Below are the records; copy every line in them that holds the string "Editor".

━━━ Data for the task

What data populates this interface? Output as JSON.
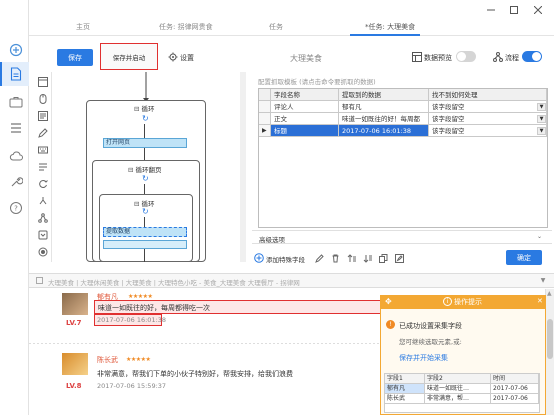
{
  "tabs": [
    {
      "label": "主页"
    },
    {
      "label": "任务: 拐律网贵食"
    },
    {
      "label": "任务"
    },
    {
      "label": "*任务: 大理美食"
    }
  ],
  "toolbar": {
    "save_label": "保存",
    "save_start_label": "保存并启动",
    "settings_label": "设置",
    "task_name": "大理美食",
    "preview_label": "数据预览",
    "flow_label": "流程"
  },
  "workflow": {
    "loop1_label": "循环",
    "open_page_label": "打开网页",
    "paging_label": "循环翻页",
    "loop2_label": "循环",
    "extract_label": "提取数据"
  },
  "config": {
    "hint": "配置抓取模板 (请点击命令要抓取的数据)",
    "columns": [
      "字段名称",
      "提取到的数据",
      "找不到如何处理"
    ],
    "rows": [
      {
        "marker": "",
        "field": "评论人",
        "value": "郁有凡",
        "handling": "该字段留空",
        "selected": false
      },
      {
        "marker": "",
        "field": "正文",
        "value": "味道一如既往的好！每周都",
        "handling": "该字段留空",
        "selected": false
      },
      {
        "marker": "▶",
        "field": "标题",
        "value": "2017-07-06 16:01:38",
        "handling": "该字段留空",
        "selected": true
      }
    ],
    "advanced_label": "高级选项",
    "add_field_label": "添加特殊字段",
    "confirm_label": "确定"
  },
  "url_bar": {
    "text": "大理美食 | 大理休闲美食 | 大理美食 | 大理特色小吃 - 美食_大理美食 大理餐厅 - 拐律网"
  },
  "reviews": [
    {
      "name": "郁有凡",
      "stars": "★★★★★",
      "level": "LV.7",
      "text": "味道一如既往的好，每周都得吃一次",
      "date": "2017-07-06 16:01:38"
    },
    {
      "name": "陈长武",
      "stars": "★★★★★",
      "level": "LV.8",
      "text": "非常满意，帮我们下单的小伙子特别好，帮我安排，给我们浪费",
      "date": "2017-07-06 15:59:37"
    }
  ],
  "popup": {
    "title": "操作提示",
    "success": "已成功设置采集字段",
    "next_hint": "您可继续选取元素,或:",
    "action": "保存并开始采集",
    "columns": [
      "字段1",
      "字段2",
      "时间"
    ],
    "rows": [
      [
        "郁有凡",
        "味道一如既往…",
        "2017-07-06"
      ],
      [
        "陈长武",
        "非常满意，帮…",
        "2017-07-06"
      ]
    ]
  },
  "colors": {
    "accent": "#2a7ae2",
    "selected_row": "#2b6fd6",
    "popup_header": "#f3a833",
    "star": "#f08a24",
    "highlight_border": "#e03030"
  }
}
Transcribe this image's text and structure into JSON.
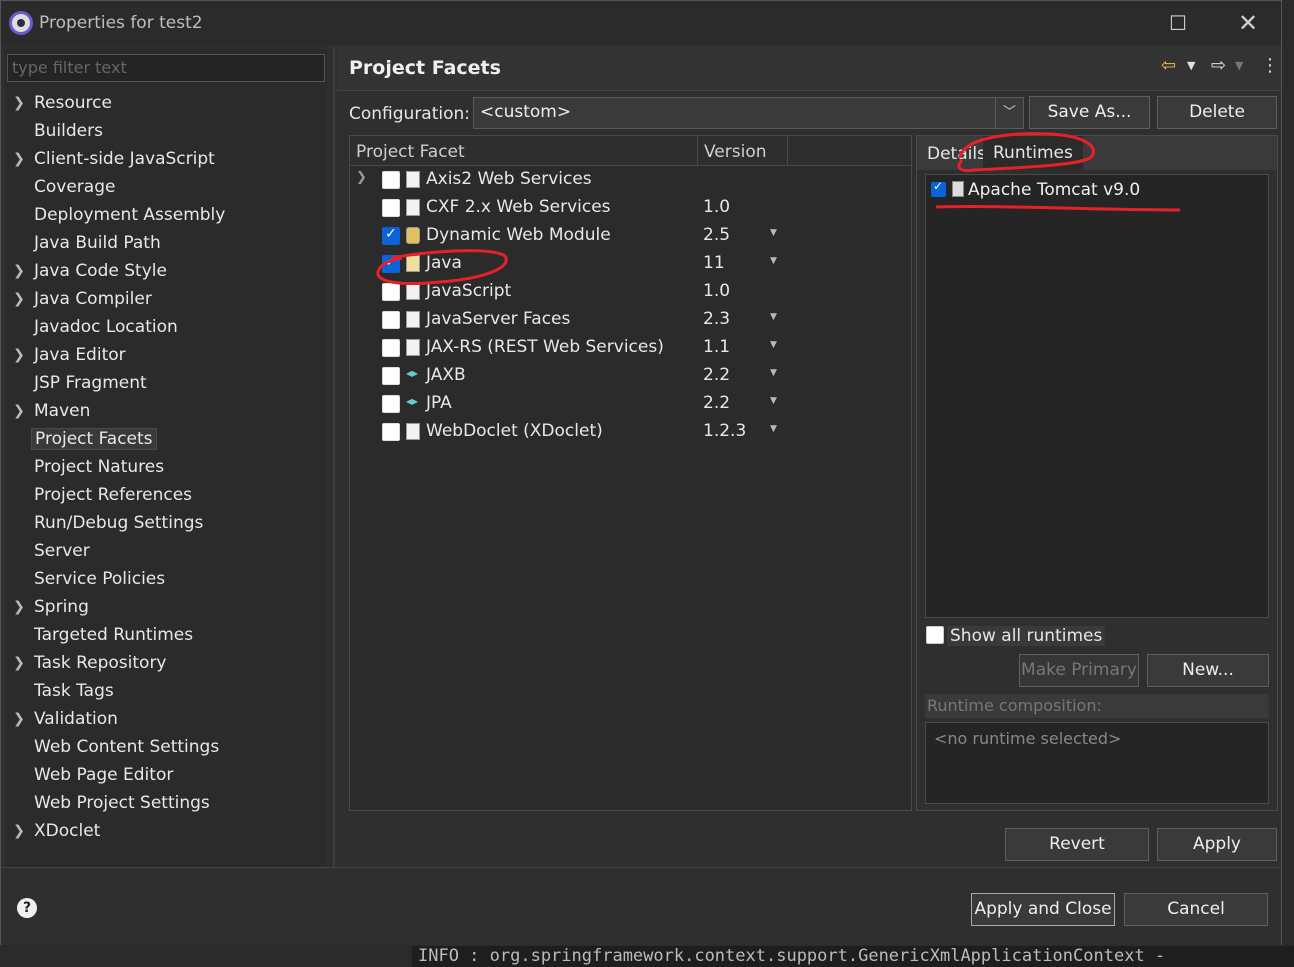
{
  "window": {
    "title": "Properties for test2"
  },
  "filter": {
    "placeholder": "type filter text"
  },
  "tree": [
    {
      "label": "Resource",
      "expandable": true
    },
    {
      "label": "Builders",
      "expandable": false
    },
    {
      "label": "Client-side JavaScript",
      "expandable": true
    },
    {
      "label": "Coverage",
      "expandable": false
    },
    {
      "label": "Deployment Assembly",
      "expandable": false
    },
    {
      "label": "Java Build Path",
      "expandable": false
    },
    {
      "label": "Java Code Style",
      "expandable": true
    },
    {
      "label": "Java Compiler",
      "expandable": true
    },
    {
      "label": "Javadoc Location",
      "expandable": false
    },
    {
      "label": "Java Editor",
      "expandable": true
    },
    {
      "label": "JSP Fragment",
      "expandable": false
    },
    {
      "label": "Maven",
      "expandable": true
    },
    {
      "label": "Project Facets",
      "expandable": false,
      "selected": true
    },
    {
      "label": "Project Natures",
      "expandable": false
    },
    {
      "label": "Project References",
      "expandable": false
    },
    {
      "label": "Run/Debug Settings",
      "expandable": false
    },
    {
      "label": "Server",
      "expandable": false
    },
    {
      "label": "Service Policies",
      "expandable": false
    },
    {
      "label": "Spring",
      "expandable": true
    },
    {
      "label": "Targeted Runtimes",
      "expandable": false
    },
    {
      "label": "Task Repository",
      "expandable": true
    },
    {
      "label": "Task Tags",
      "expandable": false
    },
    {
      "label": "Validation",
      "expandable": true
    },
    {
      "label": "Web Content Settings",
      "expandable": false
    },
    {
      "label": "Web Page Editor",
      "expandable": false
    },
    {
      "label": "Web Project Settings",
      "expandable": false
    },
    {
      "label": "XDoclet",
      "expandable": true
    }
  ],
  "header": {
    "title": "Project Facets"
  },
  "config": {
    "label": "Configuration:",
    "value": "<custom>",
    "save_as": "Save As...",
    "delete": "Delete"
  },
  "facets_table": {
    "col_facet": "Project Facet",
    "col_version": "Version",
    "rows": [
      {
        "name": "Axis2 Web Services",
        "version": "",
        "checked": false,
        "expandable": true,
        "icon": "page",
        "dropdown": false
      },
      {
        "name": "CXF 2.x Web Services",
        "version": "1.0",
        "checked": false,
        "icon": "page",
        "dropdown": false
      },
      {
        "name": "Dynamic Web Module",
        "version": "2.5",
        "checked": true,
        "icon": "gear",
        "dropdown": true
      },
      {
        "name": "Java",
        "version": "11",
        "checked": true,
        "icon": "java",
        "dropdown": true
      },
      {
        "name": "JavaScript",
        "version": "1.0",
        "checked": false,
        "icon": "page",
        "dropdown": false
      },
      {
        "name": "JavaServer Faces",
        "version": "2.3",
        "checked": false,
        "icon": "page",
        "dropdown": true
      },
      {
        "name": "JAX-RS (REST Web Services)",
        "version": "1.1",
        "checked": false,
        "icon": "page",
        "dropdown": true
      },
      {
        "name": "JAXB",
        "version": "2.2",
        "checked": false,
        "icon": "arrows",
        "dropdown": true
      },
      {
        "name": "JPA",
        "version": "2.2",
        "checked": false,
        "icon": "arrows",
        "dropdown": true
      },
      {
        "name": "WebDoclet (XDoclet)",
        "version": "1.2.3",
        "checked": false,
        "icon": "page",
        "dropdown": true
      }
    ]
  },
  "side_panel": {
    "tab_details": "Details",
    "tab_runtimes": "Runtimes",
    "runtime_name": "Apache Tomcat v9.0",
    "show_all": "Show all runtimes",
    "make_primary": "Make Primary",
    "new": "New...",
    "composition_label": "Runtime composition:",
    "composition_empty": "<no runtime selected>"
  },
  "actions": {
    "revert": "Revert",
    "apply": "Apply",
    "apply_close": "Apply and Close",
    "cancel": "Cancel",
    "help": "?"
  },
  "console": {
    "text": "INFO : org.springframework.context.support.GenericXmlApplicationContext -"
  },
  "colors": {
    "accent": "#0a64d8",
    "annotation": "#e8202a"
  }
}
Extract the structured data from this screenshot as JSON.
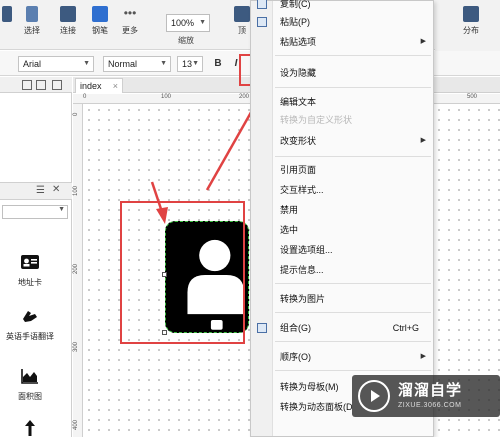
{
  "toolbar": {
    "select_label": "选择",
    "connect_label": "连接",
    "pen_label": "钢笔",
    "more_label": "更多",
    "zoom_value": "100%",
    "zoom_caption": "缩放",
    "partial_label": "顶",
    "distribute_label": "分布"
  },
  "formatbar": {
    "font_family": "Arial",
    "font_style": "Normal",
    "font_size": "13",
    "bold": "B",
    "italic": "I"
  },
  "tabs": [
    {
      "label": "index",
      "close": "×"
    }
  ],
  "ruler": {
    "h_ticks": [
      "0",
      "100",
      "200",
      "500"
    ],
    "v_ticks": [
      "0",
      "100",
      "200",
      "300",
      "400"
    ]
  },
  "widgets": [
    {
      "label": "地址卡",
      "icon": "address-card-icon"
    },
    {
      "label": "英语手语翻译",
      "icon": "sign-language-icon"
    },
    {
      "label": "面积图",
      "icon": "area-chart-icon"
    },
    {
      "label": "",
      "icon": "arrow-up-icon"
    }
  ],
  "context_menu": {
    "items": [
      {
        "label": "复制(C)",
        "shortcut": "",
        "submenu": false,
        "disabled": false
      },
      {
        "label": "粘贴(P)",
        "shortcut": "",
        "submenu": false,
        "disabled": false
      },
      {
        "label": "粘贴选项",
        "shortcut": "",
        "submenu": true,
        "disabled": false
      },
      {
        "label": "设为隐藏",
        "shortcut": "",
        "submenu": false,
        "disabled": false
      },
      {
        "label": "编辑文本",
        "shortcut": "",
        "submenu": false,
        "disabled": false
      },
      {
        "label": "转换为自定义形状",
        "shortcut": "",
        "submenu": false,
        "disabled": true
      },
      {
        "label": "改变形状",
        "shortcut": "",
        "submenu": true,
        "disabled": false
      },
      {
        "label": "引用页面",
        "shortcut": "",
        "submenu": false,
        "disabled": false
      },
      {
        "label": "交互样式...",
        "shortcut": "",
        "submenu": false,
        "disabled": false
      },
      {
        "label": "禁用",
        "shortcut": "",
        "submenu": false,
        "disabled": false
      },
      {
        "label": "选中",
        "shortcut": "",
        "submenu": false,
        "disabled": false
      },
      {
        "label": "设置选项组...",
        "shortcut": "",
        "submenu": false,
        "disabled": false
      },
      {
        "label": "提示信息...",
        "shortcut": "",
        "submenu": false,
        "disabled": false
      },
      {
        "label": "转换为图片",
        "shortcut": "",
        "submenu": false,
        "disabled": false
      },
      {
        "label": "组合(G)",
        "shortcut": "Ctrl+G",
        "submenu": false,
        "disabled": false
      },
      {
        "label": "顺序(O)",
        "shortcut": "",
        "submenu": true,
        "disabled": false
      },
      {
        "label": "转换为母板(M)",
        "shortcut": "",
        "submenu": false,
        "disabled": false
      },
      {
        "label": "转换为动态面板(D",
        "shortcut": "",
        "submenu": false,
        "disabled": false
      }
    ],
    "submenu_arrow": "▶"
  },
  "annotation_color": "#e04343",
  "watermark": {
    "title": "溜溜自学",
    "url": "ZIXUE.3066.COM"
  }
}
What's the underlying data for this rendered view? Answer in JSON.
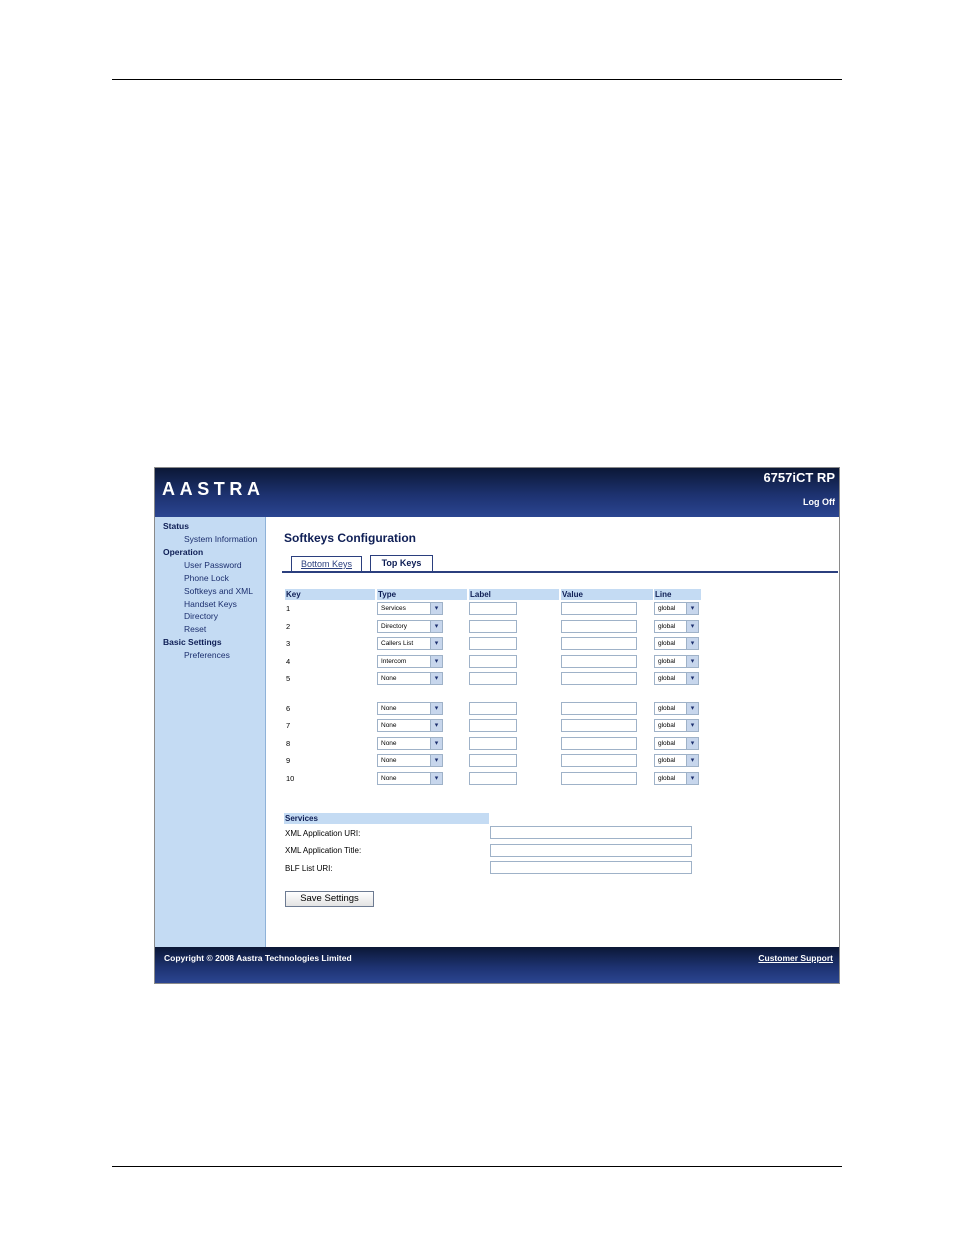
{
  "header": {
    "logo_text": "AASTRA",
    "model": "6757iCT RP",
    "logoff_label": "Log Off"
  },
  "sidebar": {
    "sections": [
      {
        "title": "Status",
        "items": [
          "System Information"
        ]
      },
      {
        "title": "Operation",
        "items": [
          "User Password",
          "Phone Lock",
          "Softkeys and XML",
          "Handset Keys",
          "Directory",
          "Reset"
        ]
      },
      {
        "title": "Basic Settings",
        "items": [
          "Preferences"
        ]
      }
    ]
  },
  "main": {
    "title": "Softkeys Configuration",
    "tabs": [
      "Bottom Keys",
      "Top Keys"
    ],
    "active_tab": "Top Keys",
    "columns": [
      "Key",
      "Type",
      "Label",
      "Value",
      "Line"
    ],
    "rows": [
      {
        "key": "1",
        "type": "Services",
        "label": "",
        "value": "",
        "line": "global"
      },
      {
        "key": "2",
        "type": "Directory",
        "label": "",
        "value": "",
        "line": "global"
      },
      {
        "key": "3",
        "type": "Callers List",
        "label": "",
        "value": "",
        "line": "global"
      },
      {
        "key": "4",
        "type": "Intercom",
        "label": "",
        "value": "",
        "line": "global"
      },
      {
        "key": "5",
        "type": "None",
        "label": "",
        "value": "",
        "line": "global"
      },
      {
        "key": "6",
        "type": "None",
        "label": "",
        "value": "",
        "line": "global"
      },
      {
        "key": "7",
        "type": "None",
        "label": "",
        "value": "",
        "line": "global"
      },
      {
        "key": "8",
        "type": "None",
        "label": "",
        "value": "",
        "line": "global"
      },
      {
        "key": "9",
        "type": "None",
        "label": "",
        "value": "",
        "line": "global"
      },
      {
        "key": "10",
        "type": "None",
        "label": "",
        "value": "",
        "line": "global"
      }
    ],
    "services": {
      "heading": "Services",
      "fields": [
        {
          "label": "XML Application URI:",
          "value": ""
        },
        {
          "label": "XML Application Title:",
          "value": ""
        },
        {
          "label": "BLF List URI:",
          "value": ""
        }
      ]
    },
    "save_label": "Save Settings"
  },
  "footer": {
    "copyright": "Copyright © 2008 Aastra Technologies Limited",
    "support_label": "Customer Support"
  },
  "colors": {
    "header_dark": "#0b1736",
    "header_light": "#2b4591",
    "sidebar_bg": "#c4dbf3",
    "accent": "#0e1e55"
  }
}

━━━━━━

Exercise response –
      "label": "Java Editor",
      "label": "Web Page Editor",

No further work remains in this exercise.